Shortly after returning from Japan, I set to work retooling my resume and began to drop a line into the Twin Cities’ job pool.

Fast forward to a few weeks ago; I quit my job at the University of Minnesota Duluth for a job in Minneapolis at the University of Minnesota in the Minnesota Population Center.  Melissa will be starting a job in the Twin Cities at a local home brew and wine-making-supply company doing odd job IT work.  We sold all the chickens in Proctor; we moved all the Proctor beehives to Normanna Township; we repainted the house; we refinished the hardwood floors in the house; we sold our house and close on the sale in late July.

In the mean time, I am staying with my in-laws in St. Paul with one of the hounds; Melissa will be joining me next week.  Looking for a new house to call home is most likely my least favorite part of this leg of the adventure of changing careers.  But that is purely a whine on my part.

So, no gardens this season, no chickens this season, and no hives at our home (at the moment).


Alex has prompted me to write something.

Most days I come in contact with two people: al-who i share the house with-and my mother-whose arm i wrap just about every day (more on that at a later date). both of these people have memory issues. al is dealing with the residual effects of a stroke 8 years ago and my mother is dealing with the residual effects of living to the age of 87. interestingly enough, i’m often the one with the best memory. “best” here is obviously a relative term and it only really only applies to my short-term memory. long term memory has never been my long suit. i’m just too good of a fabulist. it must be the Irish in me.)
it’s said that steel sharpens steel. the meaning being, i think, that like things are best suited for this task. if this were not so, the saying would be that a banana makes a great sharpening tool. i’ve not heard this said. so i’m getting nervous. i ‘ve not been spending much time with whip-sharp individuals.
i;ve been known at various times in my life for my sharp wit, my sharp tongue, my sharp teeth, and razor-like stare. i’ve been know to make many cutting remarks. some of my observations have been not only insightful but also incisive.
but lately, i suspect that the knife metaphor is dulling abit. the edge is being taken off so to speak.
actually,a rather good short-term memory has held me in stead so far… i remember especially well things that i’ve eaten recently that were exceptionally tasty.. the scrambled egg with thyme on toast with a dash of hot sauce this morning comes readily enough to mind. as does the great 2006 bogle merlot that i had a few nights ago… an aside: i got the very last case at the liquor store which is something i’ll long remember, i’m sure. it was a coup. i also remember very well where i put my keys and my scarf and where you or you put y
but my inabaility to sharpen my skills on the minds of those around me matters not a shred to my mother. she has always prided herself on being the sharpest mind in town. her scrabble score is always substantially higher than anyone else’s. she does at least two crossword puzzles a day. but recently the lights are dimming in the short-term remembrance department. and she’s not a bit amused. in fact, when i mentioned that i was toiling at this blog ( and after i reminded her what a blog was-again) and that it was about the subject of memory, the air got decidedly chilly when i brought up her less than stellar abilities. she was again not amused.
she doesn’t take well to being less than perfect.
(being the slowest, clumsiest, roundest,last one to be picked kid on the block. i think i got that lesson learned very early.)

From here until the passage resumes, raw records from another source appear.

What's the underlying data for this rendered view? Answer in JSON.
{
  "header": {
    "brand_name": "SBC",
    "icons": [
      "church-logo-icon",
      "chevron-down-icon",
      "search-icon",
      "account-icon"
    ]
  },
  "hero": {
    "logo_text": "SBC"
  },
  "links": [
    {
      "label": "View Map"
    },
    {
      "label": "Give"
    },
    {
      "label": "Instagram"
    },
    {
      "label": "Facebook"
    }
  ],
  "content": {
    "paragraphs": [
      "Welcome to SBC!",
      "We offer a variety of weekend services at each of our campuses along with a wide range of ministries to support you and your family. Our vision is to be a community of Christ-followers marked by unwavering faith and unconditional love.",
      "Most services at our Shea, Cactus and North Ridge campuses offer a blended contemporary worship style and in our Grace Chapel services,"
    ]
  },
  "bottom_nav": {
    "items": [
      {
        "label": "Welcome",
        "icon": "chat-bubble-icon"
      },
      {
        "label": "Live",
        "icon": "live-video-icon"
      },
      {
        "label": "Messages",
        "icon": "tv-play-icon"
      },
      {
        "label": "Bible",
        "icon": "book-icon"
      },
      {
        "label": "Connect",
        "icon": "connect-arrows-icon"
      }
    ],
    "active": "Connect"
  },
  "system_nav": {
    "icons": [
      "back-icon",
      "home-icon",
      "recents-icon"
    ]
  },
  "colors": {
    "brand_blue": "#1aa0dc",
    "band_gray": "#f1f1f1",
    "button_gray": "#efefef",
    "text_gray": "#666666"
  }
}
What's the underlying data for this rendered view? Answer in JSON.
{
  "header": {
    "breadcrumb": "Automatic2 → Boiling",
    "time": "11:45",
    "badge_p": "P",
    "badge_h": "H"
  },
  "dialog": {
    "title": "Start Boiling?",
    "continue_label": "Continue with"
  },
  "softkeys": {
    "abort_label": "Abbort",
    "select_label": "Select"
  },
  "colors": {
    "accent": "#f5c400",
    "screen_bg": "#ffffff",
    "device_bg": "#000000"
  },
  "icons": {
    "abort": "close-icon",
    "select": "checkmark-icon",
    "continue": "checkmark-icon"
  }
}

ah well… i’ve worked hard enough at this for now.later i’ll buff this blog to a sheen of published perfection.  if i remember i’ll also write  about the times that i’ve let the kettle boil down to nothing but pan and the ensuing billows of smoke that filled the house as enamel melted and metal met its match in heat. .. and about the smoke alarm which failed to sound as someone had forgotten to change the batteries.

say, that’s some damn good remembering!